  8. ^ "Immersion Cooling Steps Up for HPC Clusters". insideHPC. May 7, 2014.
  9. ^ "BitFury to Launch Energy Efficient Immersion Cooling Data Center". Business Wire. December 11, 2015.
  10. ^ "Transformer's History and its Insulating Oil" (PDF).
  11. ^ "Constant Current Transformer" (PDF).
  12. ^ "Multi-liquid heat transfer".
  13. ^ "Immersion cooling system for modularly packaged components".
  14. ^ "Immersion cooled high density electronic assembly".
  15. ^ "Fluid Selection and Property Effects in Single and Two-Phase Immersion Cooling" (PDF). JOHN R. SAYLOR, AVRAM BAR-COHEN, SENIOR MEMBER, IEEE, TIEN-YU LEE, TERRY W. SIMON, WE1 TONG, AND PEY-SHEY WU. November 4, 1988.
  16. ^ "Rack & Power/Advanced Cooling Solutions - OpenCompute". www.opencompute.org. Retrieved 2019-05-07.
  17. ^ "Electronics Take a Bath" (PDF). Lawrence Berkeley National Laboratory. November 5, 2014.
  18. ^ "Asperitas Immersed Computing". www.asperitas.com. Rolf Brink. 2017-01-30. Retrieved 2017-07-24.
  19. ^ "3M™ Novec™ 7100 Engineered Fluid". © 3M.
  20. ^ "Immersion Cooling with 3M(TM) Novec(TM) Engineered Fluids". 3M. April 8, 2014.
  21. ^ "Immersion-2 Rack Platform (PUE 1.01)". AlliedControl. January 22, 2014.

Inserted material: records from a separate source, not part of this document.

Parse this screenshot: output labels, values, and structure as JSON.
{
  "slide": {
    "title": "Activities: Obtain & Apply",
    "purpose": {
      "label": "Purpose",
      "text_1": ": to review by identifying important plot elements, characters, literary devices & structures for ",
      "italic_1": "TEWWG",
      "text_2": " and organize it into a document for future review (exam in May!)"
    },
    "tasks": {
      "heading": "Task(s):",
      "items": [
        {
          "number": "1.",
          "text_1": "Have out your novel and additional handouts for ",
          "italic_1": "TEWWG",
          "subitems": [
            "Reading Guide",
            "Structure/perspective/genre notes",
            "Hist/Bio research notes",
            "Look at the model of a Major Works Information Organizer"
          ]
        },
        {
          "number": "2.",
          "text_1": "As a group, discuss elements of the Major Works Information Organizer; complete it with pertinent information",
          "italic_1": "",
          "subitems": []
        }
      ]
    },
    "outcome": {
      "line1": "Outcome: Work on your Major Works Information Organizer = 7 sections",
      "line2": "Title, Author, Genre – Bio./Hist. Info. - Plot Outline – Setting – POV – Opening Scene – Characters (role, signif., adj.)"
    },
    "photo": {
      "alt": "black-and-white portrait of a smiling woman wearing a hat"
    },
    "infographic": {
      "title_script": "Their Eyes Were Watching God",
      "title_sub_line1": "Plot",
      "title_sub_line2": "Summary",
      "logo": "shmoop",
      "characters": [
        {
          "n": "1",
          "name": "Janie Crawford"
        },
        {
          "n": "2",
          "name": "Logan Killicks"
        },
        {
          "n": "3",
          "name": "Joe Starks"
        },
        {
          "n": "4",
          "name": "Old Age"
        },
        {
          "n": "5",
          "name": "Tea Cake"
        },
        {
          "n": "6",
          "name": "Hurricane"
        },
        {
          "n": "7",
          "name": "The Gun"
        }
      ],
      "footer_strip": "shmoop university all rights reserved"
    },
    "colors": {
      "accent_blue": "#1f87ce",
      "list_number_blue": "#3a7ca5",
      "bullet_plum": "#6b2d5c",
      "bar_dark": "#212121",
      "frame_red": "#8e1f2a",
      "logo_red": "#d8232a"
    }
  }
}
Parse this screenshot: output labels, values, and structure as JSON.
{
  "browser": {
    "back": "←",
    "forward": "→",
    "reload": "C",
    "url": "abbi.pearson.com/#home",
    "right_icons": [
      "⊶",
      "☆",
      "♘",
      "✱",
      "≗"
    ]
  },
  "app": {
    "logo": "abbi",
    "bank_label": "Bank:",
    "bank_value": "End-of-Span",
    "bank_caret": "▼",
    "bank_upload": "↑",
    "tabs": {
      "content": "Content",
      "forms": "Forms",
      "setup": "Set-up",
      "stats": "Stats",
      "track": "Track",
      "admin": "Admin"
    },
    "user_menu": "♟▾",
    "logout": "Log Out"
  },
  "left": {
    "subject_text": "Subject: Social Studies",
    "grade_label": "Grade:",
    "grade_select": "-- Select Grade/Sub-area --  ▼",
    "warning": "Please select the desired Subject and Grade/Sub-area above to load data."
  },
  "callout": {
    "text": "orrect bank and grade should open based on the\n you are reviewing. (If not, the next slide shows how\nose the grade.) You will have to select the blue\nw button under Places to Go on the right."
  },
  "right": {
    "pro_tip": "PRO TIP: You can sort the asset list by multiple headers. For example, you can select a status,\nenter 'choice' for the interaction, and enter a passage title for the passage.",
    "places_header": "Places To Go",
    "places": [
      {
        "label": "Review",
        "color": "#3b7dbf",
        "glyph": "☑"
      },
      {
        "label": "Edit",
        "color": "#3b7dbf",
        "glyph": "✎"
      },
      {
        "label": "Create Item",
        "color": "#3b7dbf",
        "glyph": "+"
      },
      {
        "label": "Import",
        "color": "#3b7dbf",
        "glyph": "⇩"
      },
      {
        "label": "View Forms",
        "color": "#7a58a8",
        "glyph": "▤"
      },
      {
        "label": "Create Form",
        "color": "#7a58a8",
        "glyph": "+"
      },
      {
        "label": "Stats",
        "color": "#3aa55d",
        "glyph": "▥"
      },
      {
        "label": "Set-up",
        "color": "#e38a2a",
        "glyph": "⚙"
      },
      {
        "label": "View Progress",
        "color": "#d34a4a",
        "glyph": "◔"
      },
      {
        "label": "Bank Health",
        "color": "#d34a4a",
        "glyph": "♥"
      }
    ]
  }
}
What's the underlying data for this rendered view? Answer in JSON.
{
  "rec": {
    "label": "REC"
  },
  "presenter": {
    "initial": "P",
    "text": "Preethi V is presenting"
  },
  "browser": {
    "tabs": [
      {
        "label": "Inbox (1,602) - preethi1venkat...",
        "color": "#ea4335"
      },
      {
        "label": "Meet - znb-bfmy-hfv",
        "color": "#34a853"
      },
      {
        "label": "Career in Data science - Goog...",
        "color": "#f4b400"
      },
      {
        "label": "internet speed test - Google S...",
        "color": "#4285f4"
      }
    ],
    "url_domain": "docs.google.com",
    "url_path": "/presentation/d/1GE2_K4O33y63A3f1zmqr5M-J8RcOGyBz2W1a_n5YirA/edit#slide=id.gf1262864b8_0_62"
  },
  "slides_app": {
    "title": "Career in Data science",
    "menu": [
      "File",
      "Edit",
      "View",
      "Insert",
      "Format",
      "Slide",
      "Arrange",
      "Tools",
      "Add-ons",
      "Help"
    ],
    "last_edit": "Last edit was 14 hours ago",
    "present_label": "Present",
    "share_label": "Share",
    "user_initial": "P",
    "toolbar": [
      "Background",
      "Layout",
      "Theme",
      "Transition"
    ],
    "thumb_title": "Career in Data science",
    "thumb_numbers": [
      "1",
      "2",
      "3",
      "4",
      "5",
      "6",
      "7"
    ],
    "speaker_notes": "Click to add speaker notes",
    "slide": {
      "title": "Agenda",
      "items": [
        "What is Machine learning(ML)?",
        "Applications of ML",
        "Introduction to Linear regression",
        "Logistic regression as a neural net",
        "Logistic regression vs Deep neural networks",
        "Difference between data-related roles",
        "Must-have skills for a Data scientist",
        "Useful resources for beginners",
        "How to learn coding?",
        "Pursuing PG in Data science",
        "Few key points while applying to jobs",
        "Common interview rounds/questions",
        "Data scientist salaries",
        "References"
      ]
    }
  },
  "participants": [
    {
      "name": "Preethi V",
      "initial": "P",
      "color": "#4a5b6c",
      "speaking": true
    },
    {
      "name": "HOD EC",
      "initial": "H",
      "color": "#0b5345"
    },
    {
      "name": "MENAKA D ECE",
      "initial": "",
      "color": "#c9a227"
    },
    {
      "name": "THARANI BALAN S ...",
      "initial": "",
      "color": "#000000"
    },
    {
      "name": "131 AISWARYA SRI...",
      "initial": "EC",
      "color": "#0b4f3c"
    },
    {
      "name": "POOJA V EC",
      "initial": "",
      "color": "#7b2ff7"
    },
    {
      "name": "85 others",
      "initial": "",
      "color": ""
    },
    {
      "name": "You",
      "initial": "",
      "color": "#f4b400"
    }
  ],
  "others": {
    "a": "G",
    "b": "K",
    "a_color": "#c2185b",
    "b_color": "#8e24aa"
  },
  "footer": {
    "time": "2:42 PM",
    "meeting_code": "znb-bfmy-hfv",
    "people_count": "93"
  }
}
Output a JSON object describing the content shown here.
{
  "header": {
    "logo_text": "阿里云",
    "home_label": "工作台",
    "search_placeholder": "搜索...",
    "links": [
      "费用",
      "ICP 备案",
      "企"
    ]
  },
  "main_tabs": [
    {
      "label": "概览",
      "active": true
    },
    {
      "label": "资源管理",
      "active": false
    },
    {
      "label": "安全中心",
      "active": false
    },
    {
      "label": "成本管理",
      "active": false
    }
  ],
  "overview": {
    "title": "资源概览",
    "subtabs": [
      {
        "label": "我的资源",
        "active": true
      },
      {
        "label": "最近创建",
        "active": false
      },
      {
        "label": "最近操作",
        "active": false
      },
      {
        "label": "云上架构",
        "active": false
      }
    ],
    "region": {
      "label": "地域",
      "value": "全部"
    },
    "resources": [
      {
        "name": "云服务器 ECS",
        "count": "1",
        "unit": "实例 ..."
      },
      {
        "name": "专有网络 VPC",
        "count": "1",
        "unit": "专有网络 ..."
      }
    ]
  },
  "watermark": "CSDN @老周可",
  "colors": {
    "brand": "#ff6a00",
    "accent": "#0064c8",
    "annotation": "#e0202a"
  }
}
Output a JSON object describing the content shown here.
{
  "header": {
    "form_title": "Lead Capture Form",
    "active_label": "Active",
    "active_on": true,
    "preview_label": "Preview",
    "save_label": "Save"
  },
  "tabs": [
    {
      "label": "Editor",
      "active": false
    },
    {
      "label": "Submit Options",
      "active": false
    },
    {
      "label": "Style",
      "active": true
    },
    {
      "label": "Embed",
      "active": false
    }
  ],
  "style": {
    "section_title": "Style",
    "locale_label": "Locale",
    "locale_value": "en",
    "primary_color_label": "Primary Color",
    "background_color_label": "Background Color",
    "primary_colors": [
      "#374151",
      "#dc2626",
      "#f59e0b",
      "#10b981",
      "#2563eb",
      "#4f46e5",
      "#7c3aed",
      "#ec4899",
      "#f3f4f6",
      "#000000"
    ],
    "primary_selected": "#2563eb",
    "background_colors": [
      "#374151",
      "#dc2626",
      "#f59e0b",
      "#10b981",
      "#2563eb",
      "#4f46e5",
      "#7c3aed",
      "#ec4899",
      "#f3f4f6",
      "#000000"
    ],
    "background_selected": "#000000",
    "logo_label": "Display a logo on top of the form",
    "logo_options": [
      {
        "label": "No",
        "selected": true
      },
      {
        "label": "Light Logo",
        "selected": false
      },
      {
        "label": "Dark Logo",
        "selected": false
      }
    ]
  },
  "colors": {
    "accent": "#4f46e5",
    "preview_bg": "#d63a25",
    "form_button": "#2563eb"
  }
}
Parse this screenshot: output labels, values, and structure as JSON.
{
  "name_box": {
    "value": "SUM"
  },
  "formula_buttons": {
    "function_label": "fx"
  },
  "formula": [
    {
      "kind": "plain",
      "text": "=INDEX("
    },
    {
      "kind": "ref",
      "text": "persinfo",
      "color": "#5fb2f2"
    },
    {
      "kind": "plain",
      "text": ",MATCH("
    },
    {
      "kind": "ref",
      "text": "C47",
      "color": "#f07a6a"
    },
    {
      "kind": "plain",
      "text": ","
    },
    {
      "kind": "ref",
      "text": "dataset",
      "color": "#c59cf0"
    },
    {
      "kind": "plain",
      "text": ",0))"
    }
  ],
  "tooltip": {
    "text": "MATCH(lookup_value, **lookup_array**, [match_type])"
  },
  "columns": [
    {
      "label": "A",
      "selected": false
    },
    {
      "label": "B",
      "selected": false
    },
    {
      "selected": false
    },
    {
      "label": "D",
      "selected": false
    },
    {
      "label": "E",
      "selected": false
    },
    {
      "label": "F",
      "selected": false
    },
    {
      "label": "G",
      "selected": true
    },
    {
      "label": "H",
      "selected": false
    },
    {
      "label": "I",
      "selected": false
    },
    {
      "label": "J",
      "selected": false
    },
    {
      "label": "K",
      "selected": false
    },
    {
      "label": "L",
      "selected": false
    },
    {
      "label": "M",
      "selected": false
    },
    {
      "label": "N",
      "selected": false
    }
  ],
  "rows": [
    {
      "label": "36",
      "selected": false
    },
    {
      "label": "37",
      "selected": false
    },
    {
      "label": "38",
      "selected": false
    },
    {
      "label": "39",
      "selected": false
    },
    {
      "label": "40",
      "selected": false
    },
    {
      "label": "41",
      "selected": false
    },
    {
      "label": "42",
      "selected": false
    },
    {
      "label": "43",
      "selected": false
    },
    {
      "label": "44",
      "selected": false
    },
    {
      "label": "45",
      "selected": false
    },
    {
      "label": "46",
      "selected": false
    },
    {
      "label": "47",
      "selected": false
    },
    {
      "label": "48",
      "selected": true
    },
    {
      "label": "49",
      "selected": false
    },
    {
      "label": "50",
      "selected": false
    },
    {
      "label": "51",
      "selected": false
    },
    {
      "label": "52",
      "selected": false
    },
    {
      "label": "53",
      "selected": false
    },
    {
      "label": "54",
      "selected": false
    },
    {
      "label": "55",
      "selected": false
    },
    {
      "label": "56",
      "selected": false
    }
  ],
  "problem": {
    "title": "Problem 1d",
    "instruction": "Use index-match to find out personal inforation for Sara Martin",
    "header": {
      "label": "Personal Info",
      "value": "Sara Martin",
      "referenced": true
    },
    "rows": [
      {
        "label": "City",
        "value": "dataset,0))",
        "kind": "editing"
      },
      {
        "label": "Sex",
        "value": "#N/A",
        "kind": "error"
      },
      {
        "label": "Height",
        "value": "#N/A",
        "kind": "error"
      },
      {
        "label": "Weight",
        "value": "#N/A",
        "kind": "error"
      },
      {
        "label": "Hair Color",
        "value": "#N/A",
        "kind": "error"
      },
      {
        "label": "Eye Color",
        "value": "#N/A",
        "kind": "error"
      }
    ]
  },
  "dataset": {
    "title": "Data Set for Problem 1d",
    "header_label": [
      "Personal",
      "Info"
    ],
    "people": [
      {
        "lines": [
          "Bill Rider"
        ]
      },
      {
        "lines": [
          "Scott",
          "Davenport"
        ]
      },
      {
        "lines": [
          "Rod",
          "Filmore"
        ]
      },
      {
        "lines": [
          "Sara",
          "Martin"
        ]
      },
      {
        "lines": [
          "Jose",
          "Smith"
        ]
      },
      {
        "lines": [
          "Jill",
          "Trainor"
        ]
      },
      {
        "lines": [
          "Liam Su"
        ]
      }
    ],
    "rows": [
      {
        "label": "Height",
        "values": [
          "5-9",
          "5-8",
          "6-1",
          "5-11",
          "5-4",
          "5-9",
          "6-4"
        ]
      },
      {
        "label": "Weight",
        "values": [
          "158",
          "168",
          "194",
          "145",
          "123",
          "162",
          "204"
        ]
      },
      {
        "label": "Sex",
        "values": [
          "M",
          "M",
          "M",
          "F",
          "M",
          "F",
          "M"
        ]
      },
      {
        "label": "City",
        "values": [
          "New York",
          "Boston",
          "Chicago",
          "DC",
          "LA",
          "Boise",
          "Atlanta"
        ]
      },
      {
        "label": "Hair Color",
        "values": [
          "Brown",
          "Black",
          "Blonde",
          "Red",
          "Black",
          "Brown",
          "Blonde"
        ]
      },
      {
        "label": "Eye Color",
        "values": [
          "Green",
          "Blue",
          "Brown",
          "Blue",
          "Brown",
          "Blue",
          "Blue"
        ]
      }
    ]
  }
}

  22. ^ "Targeted liquid cooling for a system". Rackspace. March 23, 2011.